• [YOUR ASSIGNMENT] Nothing but the lines holding the string "pred" should appear in the answer. Copy them from the entries.
[[ THE RECORDS open ]]
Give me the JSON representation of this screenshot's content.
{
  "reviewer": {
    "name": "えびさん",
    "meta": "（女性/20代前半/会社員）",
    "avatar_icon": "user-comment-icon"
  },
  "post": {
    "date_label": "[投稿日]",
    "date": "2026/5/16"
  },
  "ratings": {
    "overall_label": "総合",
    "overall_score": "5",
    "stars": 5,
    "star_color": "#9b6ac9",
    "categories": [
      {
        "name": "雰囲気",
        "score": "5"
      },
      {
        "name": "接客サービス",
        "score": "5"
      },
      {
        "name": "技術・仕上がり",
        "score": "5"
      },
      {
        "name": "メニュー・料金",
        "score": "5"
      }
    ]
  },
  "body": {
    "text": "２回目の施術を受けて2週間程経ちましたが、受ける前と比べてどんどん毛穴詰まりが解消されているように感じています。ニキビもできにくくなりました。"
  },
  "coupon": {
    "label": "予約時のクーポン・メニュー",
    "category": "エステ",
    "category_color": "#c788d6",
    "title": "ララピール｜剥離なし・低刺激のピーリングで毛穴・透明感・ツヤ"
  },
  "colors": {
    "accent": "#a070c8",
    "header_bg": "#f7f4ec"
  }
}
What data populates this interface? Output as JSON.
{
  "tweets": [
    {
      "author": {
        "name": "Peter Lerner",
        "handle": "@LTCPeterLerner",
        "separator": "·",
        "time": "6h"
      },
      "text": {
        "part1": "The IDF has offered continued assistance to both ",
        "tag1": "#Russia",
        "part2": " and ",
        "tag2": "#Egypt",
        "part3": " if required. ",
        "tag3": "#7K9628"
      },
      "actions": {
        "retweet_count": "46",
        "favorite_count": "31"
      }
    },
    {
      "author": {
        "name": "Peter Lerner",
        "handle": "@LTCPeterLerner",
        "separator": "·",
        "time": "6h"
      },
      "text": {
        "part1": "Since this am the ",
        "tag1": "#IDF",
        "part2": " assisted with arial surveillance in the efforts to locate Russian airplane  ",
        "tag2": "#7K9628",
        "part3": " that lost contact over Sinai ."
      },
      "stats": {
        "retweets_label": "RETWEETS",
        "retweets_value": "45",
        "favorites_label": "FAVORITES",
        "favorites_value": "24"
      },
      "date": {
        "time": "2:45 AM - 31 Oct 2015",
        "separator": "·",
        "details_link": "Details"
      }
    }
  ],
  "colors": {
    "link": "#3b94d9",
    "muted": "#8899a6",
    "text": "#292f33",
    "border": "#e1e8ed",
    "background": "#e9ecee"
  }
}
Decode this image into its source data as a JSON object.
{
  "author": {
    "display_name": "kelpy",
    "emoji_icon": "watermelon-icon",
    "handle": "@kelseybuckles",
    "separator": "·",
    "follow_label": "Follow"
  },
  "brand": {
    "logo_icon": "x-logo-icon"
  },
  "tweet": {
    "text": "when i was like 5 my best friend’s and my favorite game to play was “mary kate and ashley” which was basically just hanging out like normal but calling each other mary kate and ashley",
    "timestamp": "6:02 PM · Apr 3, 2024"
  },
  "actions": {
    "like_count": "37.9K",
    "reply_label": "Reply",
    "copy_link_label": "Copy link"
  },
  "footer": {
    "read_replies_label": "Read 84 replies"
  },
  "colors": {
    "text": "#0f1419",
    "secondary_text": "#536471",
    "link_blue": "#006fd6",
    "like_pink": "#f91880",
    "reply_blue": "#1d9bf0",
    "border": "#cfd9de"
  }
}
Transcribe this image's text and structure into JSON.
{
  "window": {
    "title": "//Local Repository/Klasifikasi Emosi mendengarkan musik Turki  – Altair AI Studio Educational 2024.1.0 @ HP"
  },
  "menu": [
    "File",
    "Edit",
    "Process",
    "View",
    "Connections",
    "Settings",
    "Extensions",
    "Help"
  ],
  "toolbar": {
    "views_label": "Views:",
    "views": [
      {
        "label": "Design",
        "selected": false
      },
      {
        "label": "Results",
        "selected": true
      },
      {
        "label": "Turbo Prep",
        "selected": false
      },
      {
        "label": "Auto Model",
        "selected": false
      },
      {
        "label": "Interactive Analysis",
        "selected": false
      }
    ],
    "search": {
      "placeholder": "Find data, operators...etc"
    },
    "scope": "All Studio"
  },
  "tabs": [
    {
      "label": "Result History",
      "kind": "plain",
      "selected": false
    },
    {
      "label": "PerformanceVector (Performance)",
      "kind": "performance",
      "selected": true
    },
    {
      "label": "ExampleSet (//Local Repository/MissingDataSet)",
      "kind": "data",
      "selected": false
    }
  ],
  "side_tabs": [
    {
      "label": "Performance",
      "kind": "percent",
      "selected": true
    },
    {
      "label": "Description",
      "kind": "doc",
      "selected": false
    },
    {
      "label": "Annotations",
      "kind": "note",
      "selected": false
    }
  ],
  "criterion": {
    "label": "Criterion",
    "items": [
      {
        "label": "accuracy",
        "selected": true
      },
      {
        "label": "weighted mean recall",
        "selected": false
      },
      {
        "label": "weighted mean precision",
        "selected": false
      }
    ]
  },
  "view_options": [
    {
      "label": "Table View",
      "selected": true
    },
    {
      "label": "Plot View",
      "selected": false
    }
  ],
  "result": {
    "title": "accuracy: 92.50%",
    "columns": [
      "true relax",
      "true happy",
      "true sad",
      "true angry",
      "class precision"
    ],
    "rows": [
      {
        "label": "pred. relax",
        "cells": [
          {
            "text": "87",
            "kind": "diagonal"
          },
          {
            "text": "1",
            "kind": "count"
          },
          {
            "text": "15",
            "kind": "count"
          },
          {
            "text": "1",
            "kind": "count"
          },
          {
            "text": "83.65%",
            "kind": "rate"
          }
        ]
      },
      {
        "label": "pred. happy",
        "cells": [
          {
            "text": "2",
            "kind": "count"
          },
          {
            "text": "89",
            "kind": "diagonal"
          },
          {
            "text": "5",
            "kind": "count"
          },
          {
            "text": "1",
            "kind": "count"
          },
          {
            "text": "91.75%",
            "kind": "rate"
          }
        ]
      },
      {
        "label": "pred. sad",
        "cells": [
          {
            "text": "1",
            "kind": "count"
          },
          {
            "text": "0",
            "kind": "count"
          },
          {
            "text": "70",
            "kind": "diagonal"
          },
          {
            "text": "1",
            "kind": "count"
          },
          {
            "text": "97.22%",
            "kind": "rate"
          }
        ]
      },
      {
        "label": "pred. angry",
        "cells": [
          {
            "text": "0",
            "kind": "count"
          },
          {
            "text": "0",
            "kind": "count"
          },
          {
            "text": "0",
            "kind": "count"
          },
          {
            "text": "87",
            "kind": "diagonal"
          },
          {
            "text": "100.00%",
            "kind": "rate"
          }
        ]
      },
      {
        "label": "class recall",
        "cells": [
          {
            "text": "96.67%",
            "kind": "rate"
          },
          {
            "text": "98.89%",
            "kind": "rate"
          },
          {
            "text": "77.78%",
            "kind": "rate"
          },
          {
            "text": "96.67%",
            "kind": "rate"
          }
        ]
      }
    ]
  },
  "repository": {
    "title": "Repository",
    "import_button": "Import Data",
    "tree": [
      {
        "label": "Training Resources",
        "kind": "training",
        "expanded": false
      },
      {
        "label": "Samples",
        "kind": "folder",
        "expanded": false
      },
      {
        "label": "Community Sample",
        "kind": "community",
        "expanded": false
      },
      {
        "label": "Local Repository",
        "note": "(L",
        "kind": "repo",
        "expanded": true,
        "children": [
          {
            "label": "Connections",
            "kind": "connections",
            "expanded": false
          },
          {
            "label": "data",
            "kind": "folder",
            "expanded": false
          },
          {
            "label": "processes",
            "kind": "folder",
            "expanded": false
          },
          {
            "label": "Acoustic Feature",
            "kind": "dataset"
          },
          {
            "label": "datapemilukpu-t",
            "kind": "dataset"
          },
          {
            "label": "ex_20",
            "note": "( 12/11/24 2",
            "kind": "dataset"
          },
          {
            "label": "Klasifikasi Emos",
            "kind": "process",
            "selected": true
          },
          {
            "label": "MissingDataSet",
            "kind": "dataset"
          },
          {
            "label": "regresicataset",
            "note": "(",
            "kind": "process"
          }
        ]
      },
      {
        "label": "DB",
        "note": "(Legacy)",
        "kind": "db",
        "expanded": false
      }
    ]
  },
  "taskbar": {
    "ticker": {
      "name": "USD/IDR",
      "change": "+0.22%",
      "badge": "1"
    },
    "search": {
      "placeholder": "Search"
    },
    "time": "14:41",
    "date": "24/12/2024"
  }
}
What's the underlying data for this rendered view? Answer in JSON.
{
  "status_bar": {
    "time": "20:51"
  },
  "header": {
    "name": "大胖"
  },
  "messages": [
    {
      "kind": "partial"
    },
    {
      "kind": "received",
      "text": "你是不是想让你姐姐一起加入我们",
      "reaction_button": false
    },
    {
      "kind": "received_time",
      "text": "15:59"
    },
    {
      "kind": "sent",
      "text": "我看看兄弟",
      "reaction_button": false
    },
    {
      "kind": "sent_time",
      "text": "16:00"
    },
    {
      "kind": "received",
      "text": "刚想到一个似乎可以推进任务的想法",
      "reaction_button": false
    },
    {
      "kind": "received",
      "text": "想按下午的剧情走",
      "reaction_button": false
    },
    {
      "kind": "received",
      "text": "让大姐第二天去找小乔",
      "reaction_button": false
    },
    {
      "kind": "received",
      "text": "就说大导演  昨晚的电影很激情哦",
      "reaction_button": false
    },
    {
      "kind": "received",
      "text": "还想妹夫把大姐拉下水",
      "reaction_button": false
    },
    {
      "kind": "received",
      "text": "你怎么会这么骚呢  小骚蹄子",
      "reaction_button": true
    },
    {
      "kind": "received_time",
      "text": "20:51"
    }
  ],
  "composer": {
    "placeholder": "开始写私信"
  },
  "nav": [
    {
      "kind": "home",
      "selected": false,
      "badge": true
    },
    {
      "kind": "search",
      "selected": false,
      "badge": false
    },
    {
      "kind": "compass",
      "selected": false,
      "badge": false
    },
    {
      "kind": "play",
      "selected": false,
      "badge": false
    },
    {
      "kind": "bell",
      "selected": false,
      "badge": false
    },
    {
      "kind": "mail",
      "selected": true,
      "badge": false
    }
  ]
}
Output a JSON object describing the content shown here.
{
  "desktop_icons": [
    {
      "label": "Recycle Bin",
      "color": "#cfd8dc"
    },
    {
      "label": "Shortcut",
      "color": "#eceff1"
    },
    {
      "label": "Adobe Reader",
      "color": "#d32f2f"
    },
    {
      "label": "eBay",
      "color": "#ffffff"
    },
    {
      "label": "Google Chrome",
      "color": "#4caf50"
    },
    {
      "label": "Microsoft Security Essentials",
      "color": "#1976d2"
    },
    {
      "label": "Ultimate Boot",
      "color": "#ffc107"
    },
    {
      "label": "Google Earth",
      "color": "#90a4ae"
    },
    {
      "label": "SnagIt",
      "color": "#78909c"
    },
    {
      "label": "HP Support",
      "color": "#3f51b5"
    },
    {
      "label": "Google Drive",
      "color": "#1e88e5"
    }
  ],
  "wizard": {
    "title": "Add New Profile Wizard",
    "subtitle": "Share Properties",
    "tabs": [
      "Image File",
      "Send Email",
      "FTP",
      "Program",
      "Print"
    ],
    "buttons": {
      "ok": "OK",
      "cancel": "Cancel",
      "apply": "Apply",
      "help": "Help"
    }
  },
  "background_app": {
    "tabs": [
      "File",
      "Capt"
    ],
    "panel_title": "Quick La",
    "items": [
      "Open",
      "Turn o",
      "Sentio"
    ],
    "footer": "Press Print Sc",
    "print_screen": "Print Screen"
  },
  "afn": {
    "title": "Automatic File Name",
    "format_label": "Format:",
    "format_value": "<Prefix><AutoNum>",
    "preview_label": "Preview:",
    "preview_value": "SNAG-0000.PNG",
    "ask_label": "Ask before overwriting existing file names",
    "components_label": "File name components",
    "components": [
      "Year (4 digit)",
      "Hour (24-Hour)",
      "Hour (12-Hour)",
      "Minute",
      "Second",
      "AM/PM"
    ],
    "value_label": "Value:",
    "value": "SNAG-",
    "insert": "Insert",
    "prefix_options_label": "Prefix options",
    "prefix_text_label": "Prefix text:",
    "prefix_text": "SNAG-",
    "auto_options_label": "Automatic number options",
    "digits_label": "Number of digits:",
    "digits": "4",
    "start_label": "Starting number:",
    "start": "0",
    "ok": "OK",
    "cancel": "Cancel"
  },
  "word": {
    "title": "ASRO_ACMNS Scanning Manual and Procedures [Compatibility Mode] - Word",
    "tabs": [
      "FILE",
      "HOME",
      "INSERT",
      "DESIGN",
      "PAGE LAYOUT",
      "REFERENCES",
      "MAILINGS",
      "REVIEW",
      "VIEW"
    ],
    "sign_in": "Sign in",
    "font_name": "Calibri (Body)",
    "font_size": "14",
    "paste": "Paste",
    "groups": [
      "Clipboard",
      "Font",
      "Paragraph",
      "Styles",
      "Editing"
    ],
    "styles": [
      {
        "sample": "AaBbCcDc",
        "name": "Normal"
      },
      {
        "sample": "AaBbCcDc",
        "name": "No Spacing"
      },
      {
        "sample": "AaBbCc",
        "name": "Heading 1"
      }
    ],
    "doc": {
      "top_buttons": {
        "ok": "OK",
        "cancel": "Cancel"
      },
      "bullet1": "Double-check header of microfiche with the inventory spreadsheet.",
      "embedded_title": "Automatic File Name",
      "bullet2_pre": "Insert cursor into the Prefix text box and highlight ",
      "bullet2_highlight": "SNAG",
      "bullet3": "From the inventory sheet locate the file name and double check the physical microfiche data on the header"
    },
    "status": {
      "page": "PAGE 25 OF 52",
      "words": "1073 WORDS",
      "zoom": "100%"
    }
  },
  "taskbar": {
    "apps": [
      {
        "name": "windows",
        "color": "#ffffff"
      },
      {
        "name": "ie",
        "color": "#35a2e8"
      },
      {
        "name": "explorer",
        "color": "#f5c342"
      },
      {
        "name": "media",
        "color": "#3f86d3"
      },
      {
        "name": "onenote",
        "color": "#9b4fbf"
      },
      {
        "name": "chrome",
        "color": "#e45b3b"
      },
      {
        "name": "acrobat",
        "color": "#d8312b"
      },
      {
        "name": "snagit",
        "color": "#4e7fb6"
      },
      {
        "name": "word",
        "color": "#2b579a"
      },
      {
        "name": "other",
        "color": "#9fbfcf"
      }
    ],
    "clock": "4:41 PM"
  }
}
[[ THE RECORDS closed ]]
• [SOLUTION FOR THIS EXERCISE]
        "label": "pred. relax",
        "label": "pred. happy",
        "label": "pred. sad",
        "label": "pred. angry",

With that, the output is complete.